scope for fiscal and monetary policy, these reforms can also serve to
boost much needed growth in ageing economies.”
The Pensions Outlook 2012 finds that reforms over the past decade
have cut future public pension payouts, typically by 20 to 25 per cent.
People starting work today can expect a net public pension of about half
their net earnings on average in OECD countries, if they retire after a
full career, at the official retirement age. But in nearly all the 13
countries that have made private pensions mandatory, pensioners can
expect benefits of around 60% of earnings.
Conversely, in countries where public pensions are relatively low and
private pensions voluntary, such as Germany, Ireland, Korea, Japan and
the United States, large segments of the population can expect major
falls in income upon retirement.
This could cause pensioner poverty to increase significantly. Later
retirement and greater access to private pensions will be critical to
closing this pension gap, says the OECD.
However, making private pensions compulsory is not necessarily the
answer for every country. According to the report, such action could
unfairly affect low earners and be perceived as an additional tax.
Auto-enrolment schemes – where people are enrolled automatically and can
then opt out within a certain time frame – might be a suitable
Italy and New Zealand have already introduced such schemes and the UK

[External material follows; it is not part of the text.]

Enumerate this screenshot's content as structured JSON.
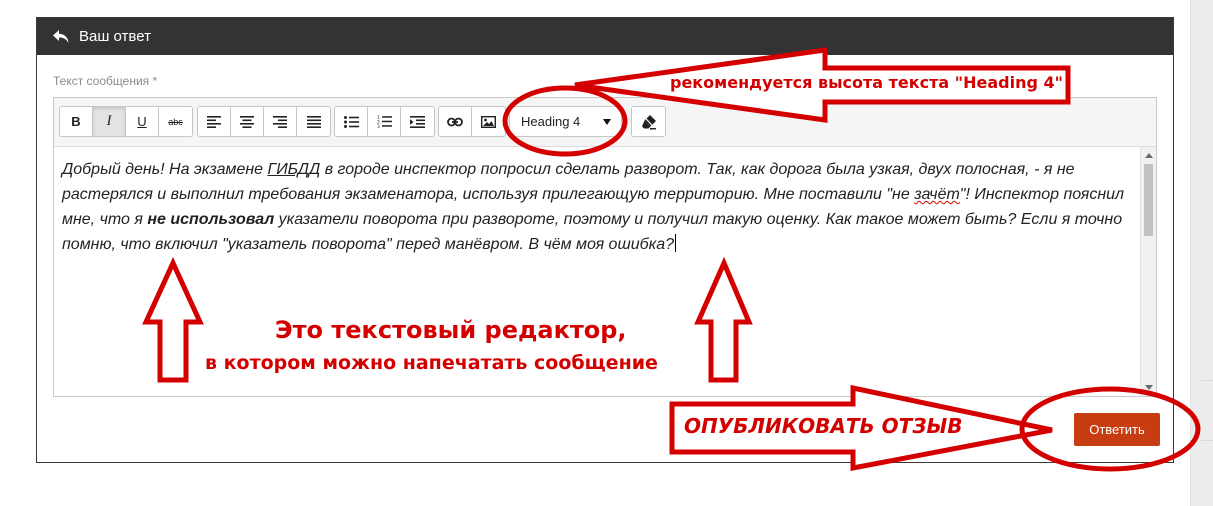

is set to roll one out in October 2012. However, the report finds that
results are mixed, with a major expansion of coverage of private
pensions in countries like New Zealand, and having only a small effect
in others like Italy.
More broadly, reforming tax reliefs to encourage private pension
savings is also needed, as low earners and younger workers are much less
likely to have a private pension. Facilitating matching contributions
or giving flat subsidies to savers, such as in Germany and New Zealand,
would improve their incentives to contribute. To boost confidence in
private pensions, governments also need to improve their oversight of
funds to ensure that charges are kept low and risks minimised.
This inaugural edition of the Pensions Outlook also includes the
first comprehensive evaluation of national Defined Contribution systems,
which are now a central feature of many countries’ pension systems.
Among other recommendations, the report argues that it is critical to
set the minimum or default contribution rate in Defined Contribution
systems at an appropriate level.
Contributions to these systems need to be high enough so that
together with public pensions they generate sufficient income at
retirement. While Australia is moving in the right direction by
increasing its contribution rate from 9% to 12%, it remains too low in
countries such as Mexico and New Zealand (6.5% and 3%, respectively).
For comment or further information, journalists should contact Juan
Yermo of the OECD’s Financial Affairs division (tel. + 33 1 45 24 96 62)
or Edward Whitehouse of the OECD’s Social Policy division (tel. + 33 6
25 89 56 67).
Highlights of the report are available at www.oecd.org/daf/pensions/outlook
General Debate 26 May 2013
22 minutes ago